With more than 99% of the votes tallied in the runoff vote, da Silva had 50.9% and Bolsonaro 49.1%, and the election authority said da Silva’s victory was a mathematical certainty.
It is a stunning reversal for da Silva, 77, whose 2018 imprisonment over a corruption scandal sidelined him from the 2018 election that brought Bolsonaro, a defender of conservative social values, to power.
Da Silva is promising to govern beyond his leftist Workers’s Party. He wants to bring in centrists and even some leaning to the right who voted for him for the first time, and to restore the country’s more prosperous past. Yet he faces headwinds in a politically polarised society where economic growth is slowing and inflation is soaring.
His victory marks the first time since Brazil’s 1985 return to democracy that the sitting president has failed to win reelection. The highly polarised election in Latin America’s biggest economy extended a wave of recent leftist victories in the region, including Chile, Colombia and Argentina.
Da Silva’s inauguration is scheduled to take place on Jan 1. He last served as president from 2003-2010.
It was the country’s closest election in over three decades. Just over 2 million votes separated the two candidates with 99.5% of the vote counted. The previous closest race, in 2014, was decided by a margin of 3.46 million votes.
Thomas Traumann, an independent political analyst, compared the results to US President Joe Biden’s 2020 victory, saying da Silva is inheriting an extremely divided nation.
“The huge challenge that Lula has will be to pacify the country,” he said. “People are not only polarised on political matters, but also have different values, identity and opinions. What’s more, they don’t care what the other side’s values, identities and opinions are.”
Bolsonaro had been leading throughout the first half of the count and, as soon as da Silva overtook him, cars in the streets of downtown Sao Paulo began honking their horns. People in the streets of Rio de Janeiro’s Ipanema neighbourhood could be heard shouting, “It turned!”
Da Silva’s headquarters in downtown Sao Paulo hotel only erupted once the final result was announced, underscoring the tension that was a hallmark of this race.
“Four years waiting for this,” said Gabriela Souto, one of the few supporters allowed in due to heavy security.
Outside Bolsonaro’s home in Rio de Janeiro, ground-zero for his support base, a woman atop a truck delivered a prayer over a speaker, then sang excitedly, trying to generate some energy. But supporters decked out in the green and yellow of the flag barely responded.
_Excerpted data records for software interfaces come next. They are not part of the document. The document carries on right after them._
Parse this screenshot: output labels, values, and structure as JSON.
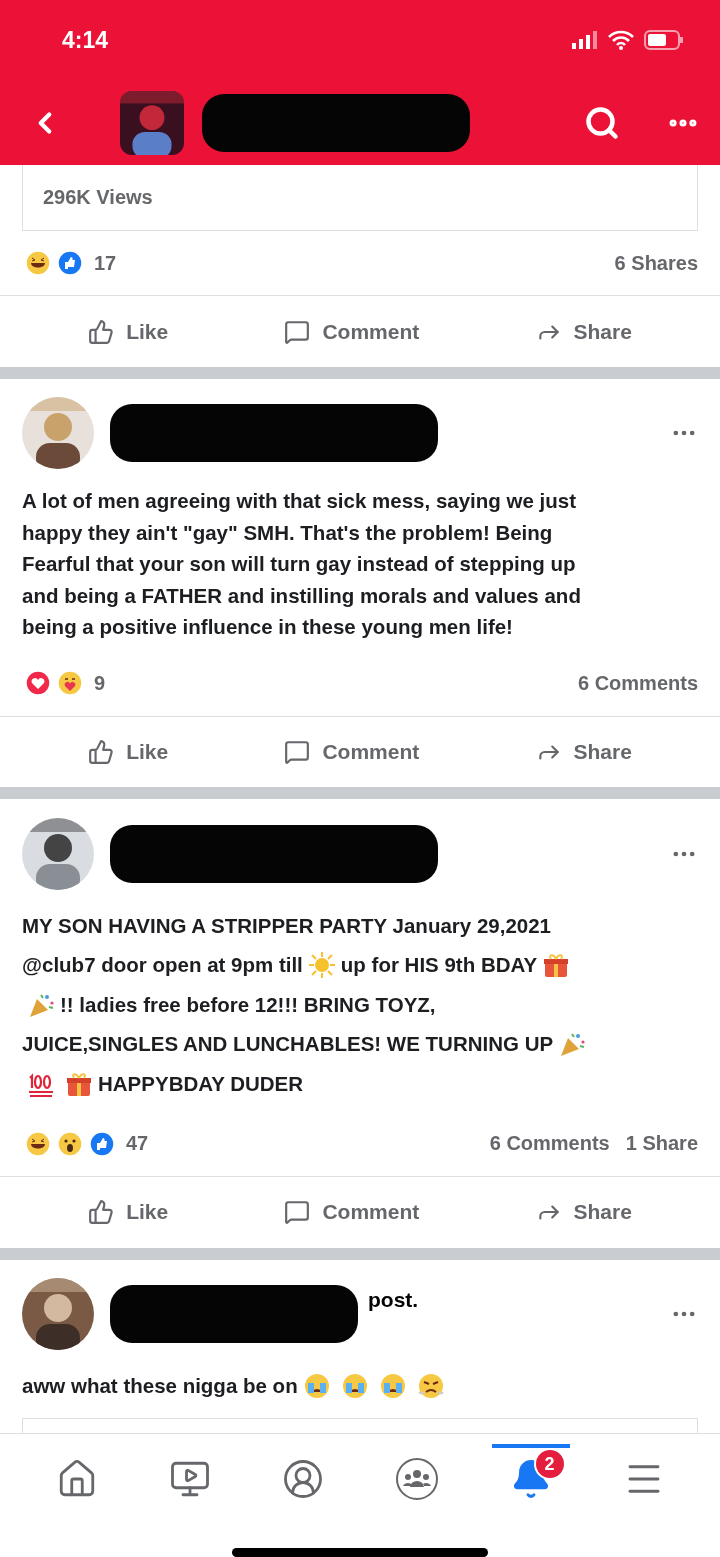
{
  "status_bar": {
    "time": "4:14"
  },
  "top_bar": {
    "avatar": {
      "kind": "picture"
    }
  },
  "posts": [
    {
      "views": "296K Views",
      "reactions": [
        {
          "kind": "haha"
        },
        {
          "kind": "like"
        }
      ],
      "reaction_count": "17",
      "stats": [
        "6 Shares"
      ],
      "actions": [
        "Like",
        "Comment",
        "Share"
      ]
    },
    {
      "author": {
        "avatar": {
          "kind": "picture"
        }
      },
      "lines": [
        [
          {
            "kind": "text",
            "text": "A lot of men agreeing with that sick mess, saying we just"
          }
        ],
        [
          {
            "kind": "text",
            "text": "happy they ain't \"gay\" SMH. That's the problem! Being"
          }
        ],
        [
          {
            "kind": "text",
            "text": "Fearful that your son will turn gay instead of stepping up"
          }
        ],
        [
          {
            "kind": "text",
            "text": "and being a FATHER and instilling morals and values and"
          }
        ],
        [
          {
            "kind": "text",
            "text": "being a positive influence in these young men life!"
          }
        ]
      ],
      "reactions": [
        {
          "kind": "love"
        },
        {
          "kind": "care"
        }
      ],
      "reaction_count": "9",
      "stats": [
        "6 Comments"
      ],
      "actions": [
        "Like",
        "Comment",
        "Share"
      ]
    },
    {
      "author": {
        "avatar": {
          "kind": "picture"
        }
      },
      "lines": [
        [
          {
            "kind": "text",
            "text": "MY SON HAVING A STRIPPER PARTY January 29,2021"
          }
        ],
        [
          {
            "kind": "text",
            "text": "@club7 door open at 9pm till"
          },
          {
            "kind": "sun"
          },
          {
            "kind": "text",
            "text": "up for HIS 9th BDAY"
          },
          {
            "kind": "gift"
          }
        ],
        [
          {
            "kind": "party"
          },
          {
            "kind": "text",
            "text": "!! ladies free before 12!!! BRING TOYZ,"
          }
        ],
        [
          {
            "kind": "text",
            "text": "JUICE,SINGLES AND LUNCHABLES! WE TURNING UP"
          },
          {
            "kind": "party"
          }
        ],
        [
          {
            "kind": "hundred"
          },
          {
            "kind": "gift"
          },
          {
            "kind": "text",
            "text": "HAPPYBDAY DUDER"
          }
        ]
      ],
      "reactions": [
        {
          "kind": "haha"
        },
        {
          "kind": "wow"
        },
        {
          "kind": "like"
        }
      ],
      "reaction_count": "47",
      "stats": [
        "6 Comments",
        "1 Share"
      ],
      "actions": [
        "Like",
        "Comment",
        "Share"
      ]
    },
    {
      "author": {
        "avatar": {
          "kind": "picture"
        },
        "suffix": "post."
      },
      "lines": [
        [
          {
            "kind": "text",
            "text": "aww what these nigga be on"
          },
          {
            "kind": "crying"
          },
          {
            "kind": "crying"
          },
          {
            "kind": "crying"
          },
          {
            "kind": "angry"
          }
        ]
      ]
    }
  ],
  "nav": [
    {
      "kind": "home",
      "selected": false
    },
    {
      "kind": "video",
      "selected": false
    },
    {
      "kind": "profile",
      "selected": false
    },
    {
      "kind": "groups",
      "selected": false
    },
    {
      "kind": "notifications",
      "selected": true,
      "badge": "2"
    },
    {
      "kind": "menu",
      "selected": false
    }
  ]
}
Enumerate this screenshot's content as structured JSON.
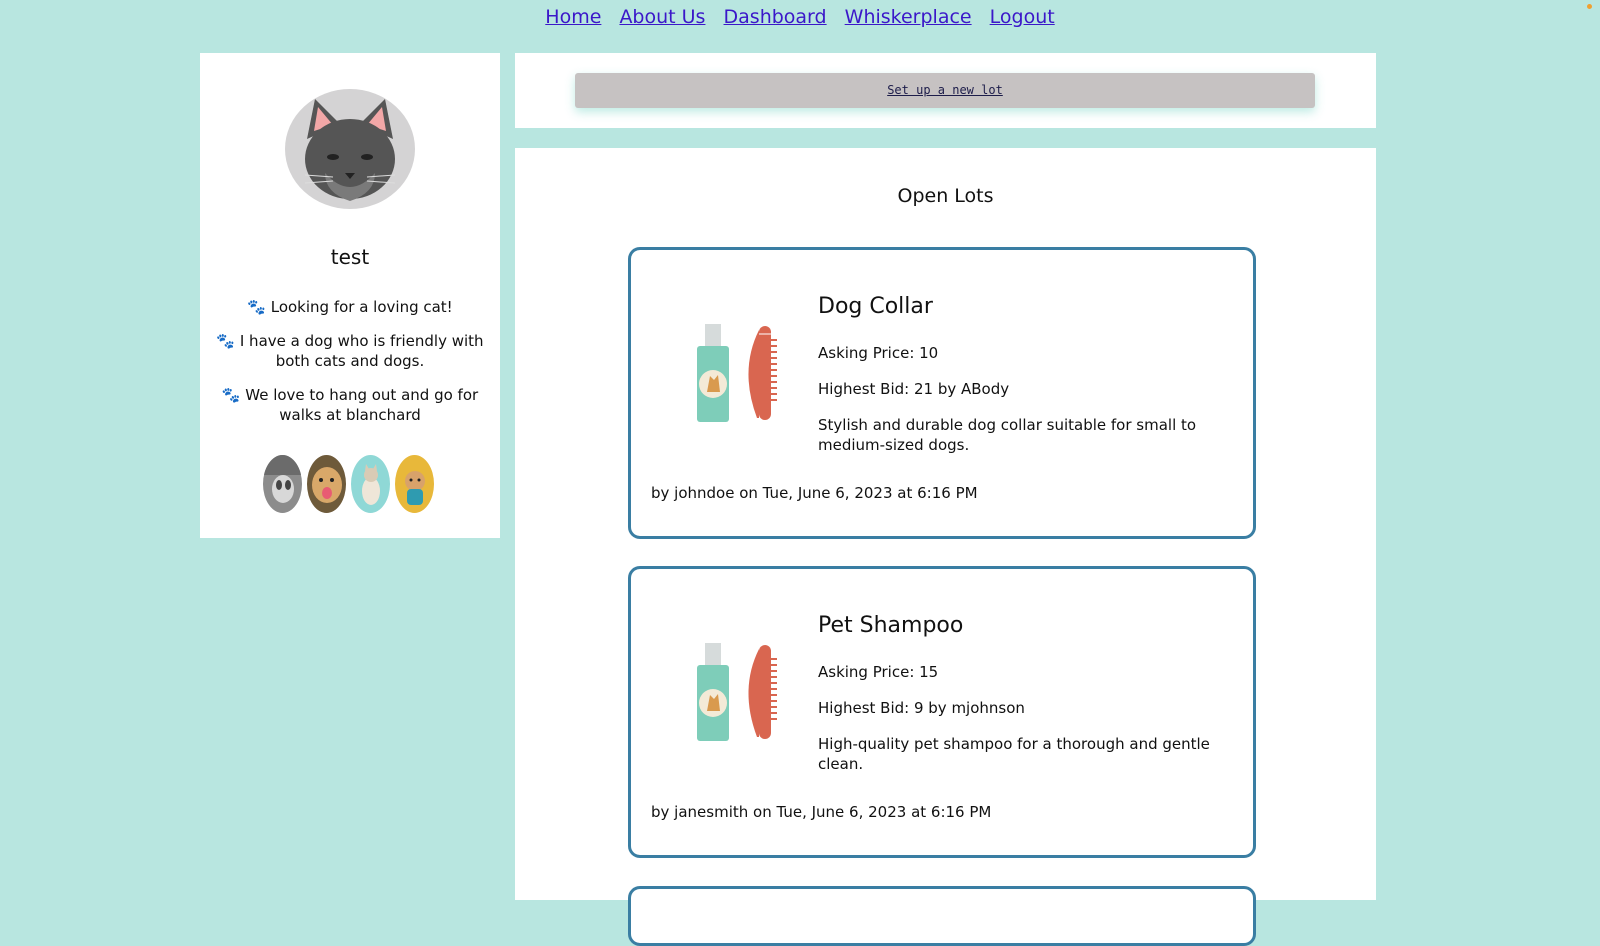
{
  "nav": {
    "home": "Home",
    "about": "About Us",
    "dashboard": "Dashboard",
    "whiskerplace": "Whiskerplace",
    "logout": "Logout"
  },
  "profile": {
    "username": "test",
    "bio": [
      "🐾 Looking for a loving cat!",
      "🐾 I have a dog who is friendly with both cats and dogs.",
      "🐾 We love to hang out and go for walks at blanchard"
    ],
    "avatar_icon": "cat-face-icon",
    "pet_photos": [
      "pet-photo-husky",
      "pet-photo-golden-retriever",
      "pet-photo-cat",
      "pet-photo-small-dog"
    ]
  },
  "actions": {
    "new_lot": "Set up a new lot"
  },
  "lots": {
    "heading": "Open Lots",
    "items": [
      {
        "title": "Dog Collar",
        "asking": "Asking Price: 10",
        "highest_bid": "Highest Bid: 21 by ABody",
        "description": "Stylish and durable dog collar suitable for small to medium-sized dogs.",
        "footer": "by johndoe on Tue, June 6, 2023 at 6:16 PM",
        "image_icon": "shampoo-and-comb-icon"
      },
      {
        "title": "Pet Shampoo",
        "asking": "Asking Price: 15",
        "highest_bid": "Highest Bid: 9 by mjohnson",
        "description": "High-quality pet shampoo for a thorough and gentle clean.",
        "footer": "by janesmith on Tue, June 6, 2023 at 6:16 PM",
        "image_icon": "shampoo-and-comb-icon"
      }
    ]
  },
  "colors": {
    "background": "#b8e6e0",
    "panel": "#ffffff",
    "card_border": "#3a7ea3",
    "link": "#3b17c9",
    "button": "#c6c2c2"
  }
}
Many perked up when the national anthem played, singing along loudly with hands over their hearts.
Most opinion polls before the election gave a lead to da Silva, universally known as Lula, though political analysts agreed the race grew increasingly tight in recent weeks.